(Recorded data)
▼
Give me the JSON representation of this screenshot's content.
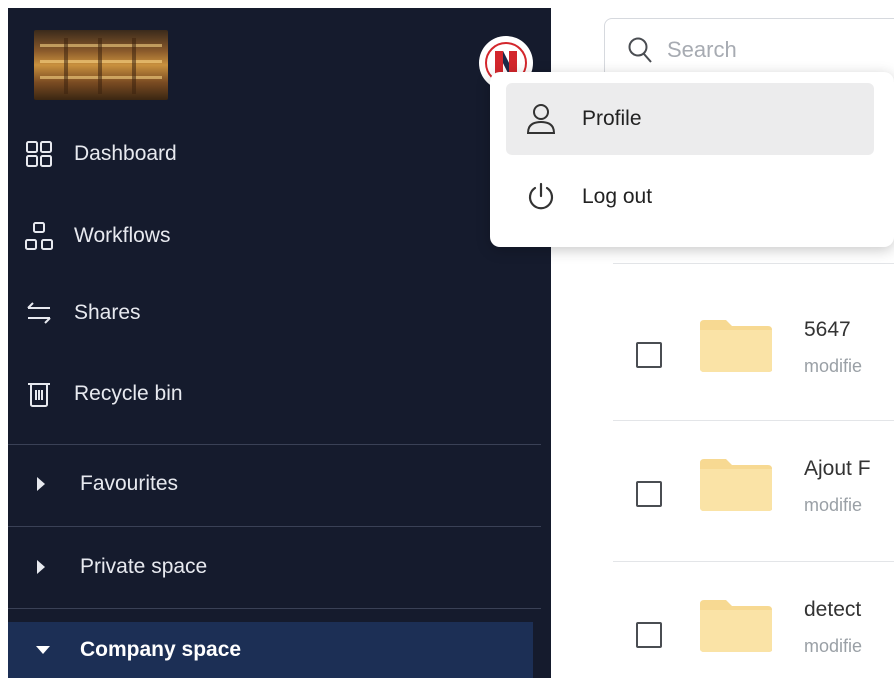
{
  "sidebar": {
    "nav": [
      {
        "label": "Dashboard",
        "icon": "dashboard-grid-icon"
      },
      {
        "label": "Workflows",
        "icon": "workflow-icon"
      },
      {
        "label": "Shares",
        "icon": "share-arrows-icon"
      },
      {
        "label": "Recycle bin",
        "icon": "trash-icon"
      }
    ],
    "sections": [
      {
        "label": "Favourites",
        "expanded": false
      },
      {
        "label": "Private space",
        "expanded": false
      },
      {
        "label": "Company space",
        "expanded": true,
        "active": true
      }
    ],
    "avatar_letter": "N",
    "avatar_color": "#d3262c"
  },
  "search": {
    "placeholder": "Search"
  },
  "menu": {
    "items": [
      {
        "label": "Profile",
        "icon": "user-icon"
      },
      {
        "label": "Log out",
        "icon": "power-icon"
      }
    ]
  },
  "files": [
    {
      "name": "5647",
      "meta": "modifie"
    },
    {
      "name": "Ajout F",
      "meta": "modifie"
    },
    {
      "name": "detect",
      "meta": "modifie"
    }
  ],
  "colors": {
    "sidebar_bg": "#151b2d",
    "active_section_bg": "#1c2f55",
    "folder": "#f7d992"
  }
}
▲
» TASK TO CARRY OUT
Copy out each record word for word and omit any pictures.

» PROBLEM SOLUTION
Give me the JSON representation of this screenshot's content.
{
  "sidebar": {
    "nav": [
      {
        "label": "Dashboard",
        "icon": "dashboard-grid-icon"
      },
      {
        "label": "Workflows",
        "icon": "workflow-icon"
      },
      {
        "label": "Shares",
        "icon": "share-arrows-icon"
      },
      {
        "label": "Recycle bin",
        "icon": "trash-icon"
      }
    ],
    "sections": [
      {
        "label": "Favourites",
        "expanded": false
      },
      {
        "label": "Private space",
        "expanded": false
      },
      {
        "label": "Company space",
        "expanded": true,
        "active": true
      }
    ],
    "avatar_letter": "N",
    "avatar_color": "#d3262c"
  },
  "search": {
    "placeholder": "Search"
  },
  "menu": {
    "items": [
      {
        "label": "Profile",
        "icon": "user-icon"
      },
      {
        "label": "Log out",
        "icon": "power-icon"
      }
    ]
  },
  "files": [
    {
      "name": "5647",
      "meta": "modifie"
    },
    {
      "name": "Ajout F",
      "meta": "modifie"
    },
    {
      "name": "detect",
      "meta": "modifie"
    }
  ],
  "colors": {
    "sidebar_bg": "#151b2d",
    "active_section_bg": "#1c2f55",
    "folder": "#f7d992"
  }
}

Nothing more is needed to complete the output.